--- Supplied entries Enclosed Below ---
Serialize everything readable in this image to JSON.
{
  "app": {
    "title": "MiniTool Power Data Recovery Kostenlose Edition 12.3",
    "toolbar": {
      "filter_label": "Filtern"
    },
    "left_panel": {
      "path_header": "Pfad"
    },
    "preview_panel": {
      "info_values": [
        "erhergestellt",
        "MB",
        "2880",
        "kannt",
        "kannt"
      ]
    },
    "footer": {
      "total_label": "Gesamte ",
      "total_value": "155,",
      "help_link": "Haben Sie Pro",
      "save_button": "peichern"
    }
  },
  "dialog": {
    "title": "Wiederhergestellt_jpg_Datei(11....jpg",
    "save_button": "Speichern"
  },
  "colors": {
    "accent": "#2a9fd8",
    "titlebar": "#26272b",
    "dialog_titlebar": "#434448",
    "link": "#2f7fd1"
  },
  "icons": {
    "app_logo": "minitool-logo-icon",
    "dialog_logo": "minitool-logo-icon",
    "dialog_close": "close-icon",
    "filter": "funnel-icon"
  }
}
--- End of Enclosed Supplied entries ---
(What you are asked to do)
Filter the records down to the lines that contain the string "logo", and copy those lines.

(Response to this exercise)
    "app_logo": "minitool-logo-icon",
    "dialog_logo": "minitool-logo-icon",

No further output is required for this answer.